The result should be an exact copy of the entries that follow, with no pictures included.

[Items from a data source]

════

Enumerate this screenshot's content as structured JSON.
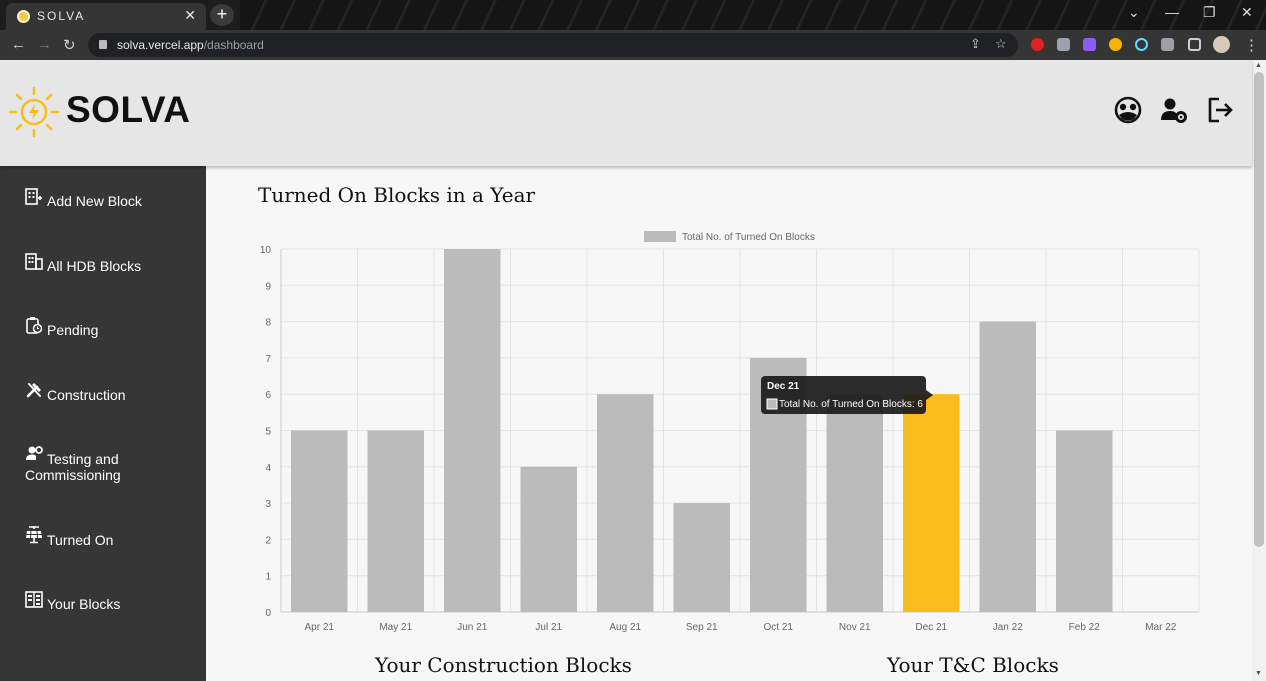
{
  "browser": {
    "tab_title": "SOLVA",
    "url_host": "solva.vercel.app",
    "url_path": "/dashboard"
  },
  "app": {
    "logo_text": "SOLVA",
    "header_icons": [
      "analytics-icon",
      "user-settings-icon",
      "logout-icon"
    ]
  },
  "sidebar": {
    "items": [
      {
        "label": "Add New Block",
        "icon": "building-add-icon"
      },
      {
        "label": "All HDB Blocks",
        "icon": "building-icon"
      },
      {
        "label": "Pending",
        "icon": "clipboard-clock-icon"
      },
      {
        "label": "Construction",
        "icon": "tools-icon"
      },
      {
        "label": "Testing and Commissioning",
        "icon": "user-gear-icon"
      },
      {
        "label": "Turned On",
        "icon": "solar-panel-icon"
      },
      {
        "label": "Your Blocks",
        "icon": "list-building-icon"
      }
    ]
  },
  "main": {
    "title": "Turned On Blocks in a Year",
    "section_left": "Your Construction Blocks",
    "section_right": "Your T&C Blocks"
  },
  "chart_data": {
    "type": "bar",
    "categories": [
      "Apr 21",
      "May 21",
      "Jun 21",
      "Jul 21",
      "Aug 21",
      "Sep 21",
      "Oct 21",
      "Nov 21",
      "Dec 21",
      "Jan 22",
      "Feb 22",
      "Mar 22"
    ],
    "series": [
      {
        "name": "Total No. of Turned On Blocks",
        "values": [
          5,
          5,
          10,
          4,
          6,
          3,
          7,
          6,
          6,
          8,
          5,
          0
        ]
      }
    ],
    "ylim": [
      0,
      10
    ],
    "yticks": [
      "0",
      "1",
      "2",
      "3",
      "4",
      "5",
      "6",
      "7",
      "8",
      "9",
      "10"
    ],
    "grid": true,
    "legend": "top-center",
    "bar_color": "#bbbbbb",
    "highlight_color": "#f8bc1c",
    "highlighted_category": "Dec 21",
    "tooltip": {
      "title": "Dec 21",
      "body": "Total No. of Turned On Blocks: 6"
    }
  }
}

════

> **ANSWER BOX**
Enumerate this screenshot's content as structured JSON.
{
  "browser": {
    "tab_title": "SOLVA",
    "url_host": "solva.vercel.app",
    "url_path": "/dashboard"
  },
  "app": {
    "logo_text": "SOLVA",
    "header_icons": [
      "analytics-icon",
      "user-settings-icon",
      "logout-icon"
    ]
  },
  "sidebar": {
    "items": [
      {
        "label": "Add New Block",
        "icon": "building-add-icon"
      },
      {
        "label": "All HDB Blocks",
        "icon": "building-icon"
      },
      {
        "label": "Pending",
        "icon": "clipboard-clock-icon"
      },
      {
        "label": "Construction",
        "icon": "tools-icon"
      },
      {
        "label": "Testing and Commissioning",
        "icon": "user-gear-icon"
      },
      {
        "label": "Turned On",
        "icon": "solar-panel-icon"
      },
      {
        "label": "Your Blocks",
        "icon": "list-building-icon"
      }
    ]
  },
  "main": {
    "title": "Turned On Blocks in a Year",
    "section_left": "Your Construction Blocks",
    "section_right": "Your T&C Blocks"
  },
  "chart_data": {
    "type": "bar",
    "categories": [
      "Apr 21",
      "May 21",
      "Jun 21",
      "Jul 21",
      "Aug 21",
      "Sep 21",
      "Oct 21",
      "Nov 21",
      "Dec 21",
      "Jan 22",
      "Feb 22",
      "Mar 22"
    ],
    "series": [
      {
        "name": "Total No. of Turned On Blocks",
        "values": [
          5,
          5,
          10,
          4,
          6,
          3,
          7,
          6,
          6,
          8,
          5,
          0
        ]
      }
    ],
    "ylim": [
      0,
      10
    ],
    "yticks": [
      "0",
      "1",
      "2",
      "3",
      "4",
      "5",
      "6",
      "7",
      "8",
      "9",
      "10"
    ],
    "grid": true,
    "legend": "top-center",
    "bar_color": "#bbbbbb",
    "highlight_color": "#f8bc1c",
    "highlighted_category": "Dec 21",
    "tooltip": {
      "title": "Dec 21",
      "body": "Total No. of Turned On Blocks: 6"
    }
  }
}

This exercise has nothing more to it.